Shelley: but in thought and intellect, Shelley, so far as his powers were developed in his
short life, was but a child compared with what she ultimately became. Alike in the
highest regions of speculation and in the smaller practical concerns of daily life, her mind
was the same perfect instrument, piercing to the very heart and marrow of the matter;
always seizing the essential idea or principle. The same exactness and rapidity of
operation, pervading as it did her sensitive as well as her mental faculties, would, with
her gifts of feeling and imagination, have fitted her to be a consummate artist, as her fiery
and tender soul and her vigorous eloquence would certainly have made her a great orator,

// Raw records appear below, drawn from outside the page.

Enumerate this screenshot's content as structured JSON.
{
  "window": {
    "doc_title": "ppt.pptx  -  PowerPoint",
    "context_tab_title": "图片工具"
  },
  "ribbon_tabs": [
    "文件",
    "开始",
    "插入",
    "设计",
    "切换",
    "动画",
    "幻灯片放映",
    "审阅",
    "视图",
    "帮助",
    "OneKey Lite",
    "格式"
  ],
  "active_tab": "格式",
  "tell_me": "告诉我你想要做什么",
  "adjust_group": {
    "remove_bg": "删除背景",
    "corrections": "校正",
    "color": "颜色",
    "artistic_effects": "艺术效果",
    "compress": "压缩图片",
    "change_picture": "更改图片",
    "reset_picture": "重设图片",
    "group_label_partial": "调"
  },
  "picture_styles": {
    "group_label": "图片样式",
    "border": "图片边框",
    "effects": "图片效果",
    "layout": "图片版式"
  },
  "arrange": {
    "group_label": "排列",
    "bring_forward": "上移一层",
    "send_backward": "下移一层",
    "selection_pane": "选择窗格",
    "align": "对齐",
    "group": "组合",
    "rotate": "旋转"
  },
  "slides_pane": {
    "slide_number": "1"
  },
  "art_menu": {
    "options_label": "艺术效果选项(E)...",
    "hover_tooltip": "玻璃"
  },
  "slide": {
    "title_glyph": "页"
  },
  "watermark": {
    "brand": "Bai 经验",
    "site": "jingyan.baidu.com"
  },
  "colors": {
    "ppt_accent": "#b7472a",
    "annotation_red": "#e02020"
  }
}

and her profound knowledge of human nature and discernment and sagacity in practical
life, would, in the times when such a carrière was open to women, have made her
eminent among the rulers of mankind. Her intellectual gifts did but minister to a moral
character at once the noblest and the best balanced which I have ever met with in life. Her
unselfishness was not that of a taught system of duties, but of a heart which thoroughly
identified itself with the feelings of others, and often went to excess in consideration for
them by imaginatively investing their feelings with the intensity of its own. The passion
of justice might have been thought to be her strongest feeling, but for her boundless
generosity, and a lovingness ever ready to pour itself forth upon any or all human beings
who were capable of giving the smallest feeling in return. The rest of her moral
characteristics were such as naturally accompany these qualities of mind and heart: the
most genuine modesty combined with the loftiest pride; a simplicity and sincerity which
were absolute, towards all who were fit to receive them; the utmost scorn of whatever
was mean and cowardly, and a burning indignation at everything brutal or tyrannical,
faithless or dishonourable in conduct and character, while making the broadest distinction
between mala in se and mere mala prohibita--between acts giving evidence of intrinsic
badness in feeling and character, and those which are only violations of conventions
either good or bad, violations which, whether in themselves right or wrong, are capable
of being committed by persons in every other respect lovable or admirable.
To be admitted into any degree of mental intercourse with a being of these qualities,
could not but have a most beneficial influence on my development; though the effect was
only gradual, and many years elapsed before her mental progress and mine went forward
in the complete companionship they at last attained. The benefit I received was far
greater than any which I could hope to give; though to her, who had at first reached her
opinions by the moral intuition of a character of strong feeling, there was doubtless help
as well as encouragement to be derived from one who had arrived at many of the same
results by study and reasoning: and in the rapidity of her intellectual growth, her mental
activity, which converted everything into knowledge, doubtless drew from me, as it did
from other sources, many of its materials. What I owe, even intellectually, to her, is in its
detail, almost infinite; of its general character a few words will give some, though a very
imperfect, idea.
With those who, like all the best and wisest of mankind, are dissatisfied with human life
as it is, and whose feelings are wholly identified with its radical amendment, there are
two main regions of thought. One is the region of ultimate aims; the constituent elements